----- Material for the task -----

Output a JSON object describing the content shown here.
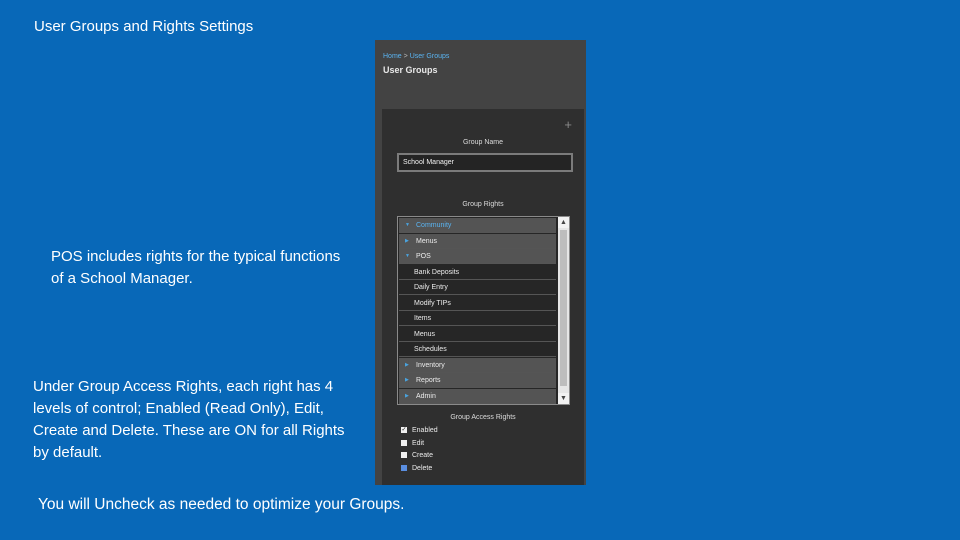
{
  "slide": {
    "title": "User Groups and Rights Settings",
    "note_pos": "POS includes rights for the typical functions of a School Manager.",
    "note_access": "Under Group Access Rights, each right has 4 levels of control; Enabled (Read Only), Edit, Create and Delete. These are ON for all Rights by default.",
    "note_uncheck": "You will Uncheck as needed to optimize your Groups."
  },
  "app": {
    "breadcrumb": {
      "home": "Home",
      "separator": ">",
      "current": "User Groups"
    },
    "page_title": "User Groups",
    "add_icon": "plus-icon",
    "group_name_label": "Group Name",
    "group_name_value": "School Manager",
    "group_rights_label": "Group Rights",
    "rights": [
      {
        "label": "Community",
        "kind": "group",
        "state": "expanded",
        "active": true
      },
      {
        "label": "Menus",
        "kind": "group",
        "state": "collapsed"
      },
      {
        "label": "POS",
        "kind": "group",
        "state": "expanded"
      },
      {
        "label": "Bank Deposits",
        "kind": "child"
      },
      {
        "label": "Daily Entry",
        "kind": "child"
      },
      {
        "label": "Modify TIPs",
        "kind": "child"
      },
      {
        "label": "Items",
        "kind": "child"
      },
      {
        "label": "Menus",
        "kind": "child"
      },
      {
        "label": "Schedules",
        "kind": "child"
      },
      {
        "label": "Inventory",
        "kind": "group",
        "state": "collapsed"
      },
      {
        "label": "Reports",
        "kind": "group",
        "state": "collapsed"
      },
      {
        "label": "Admin",
        "kind": "group",
        "state": "collapsed"
      }
    ],
    "access_label": "Group Access Rights",
    "access_rights": [
      {
        "label": "Enabled",
        "checked": true
      },
      {
        "label": "Edit",
        "checked": false
      },
      {
        "label": "Create",
        "checked": false
      },
      {
        "label": "Delete",
        "checked": false,
        "highlight": true
      }
    ]
  }
}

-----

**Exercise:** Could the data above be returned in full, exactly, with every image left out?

**Written answer:**
Output a JSON object describing the content shown here.
{
  "slide": {
    "title": "User Groups and Rights Settings",
    "note_pos": "POS includes rights for the typical functions of a School Manager.",
    "note_access": "Under Group Access Rights, each right has 4 levels of control; Enabled (Read Only), Edit, Create and Delete. These are ON for all Rights by default.",
    "note_uncheck": "You will Uncheck as needed to optimize your Groups."
  },
  "app": {
    "breadcrumb": {
      "home": "Home",
      "separator": ">",
      "current": "User Groups"
    },
    "page_title": "User Groups",
    "add_icon": "plus-icon",
    "group_name_label": "Group Name",
    "group_name_value": "School Manager",
    "group_rights_label": "Group Rights",
    "rights": [
      {
        "label": "Community",
        "kind": "group",
        "state": "expanded",
        "active": true
      },
      {
        "label": "Menus",
        "kind": "group",
        "state": "collapsed"
      },
      {
        "label": "POS",
        "kind": "group",
        "state": "expanded"
      },
      {
        "label": "Bank Deposits",
        "kind": "child"
      },
      {
        "label": "Daily Entry",
        "kind": "child"
      },
      {
        "label": "Modify TIPs",
        "kind": "child"
      },
      {
        "label": "Items",
        "kind": "child"
      },
      {
        "label": "Menus",
        "kind": "child"
      },
      {
        "label": "Schedules",
        "kind": "child"
      },
      {
        "label": "Inventory",
        "kind": "group",
        "state": "collapsed"
      },
      {
        "label": "Reports",
        "kind": "group",
        "state": "collapsed"
      },
      {
        "label": "Admin",
        "kind": "group",
        "state": "collapsed"
      }
    ],
    "access_label": "Group Access Rights",
    "access_rights": [
      {
        "label": "Enabled",
        "checked": true
      },
      {
        "label": "Edit",
        "checked": false
      },
      {
        "label": "Create",
        "checked": false
      },
      {
        "label": "Delete",
        "checked": false,
        "highlight": true
      }
    ]
  }
}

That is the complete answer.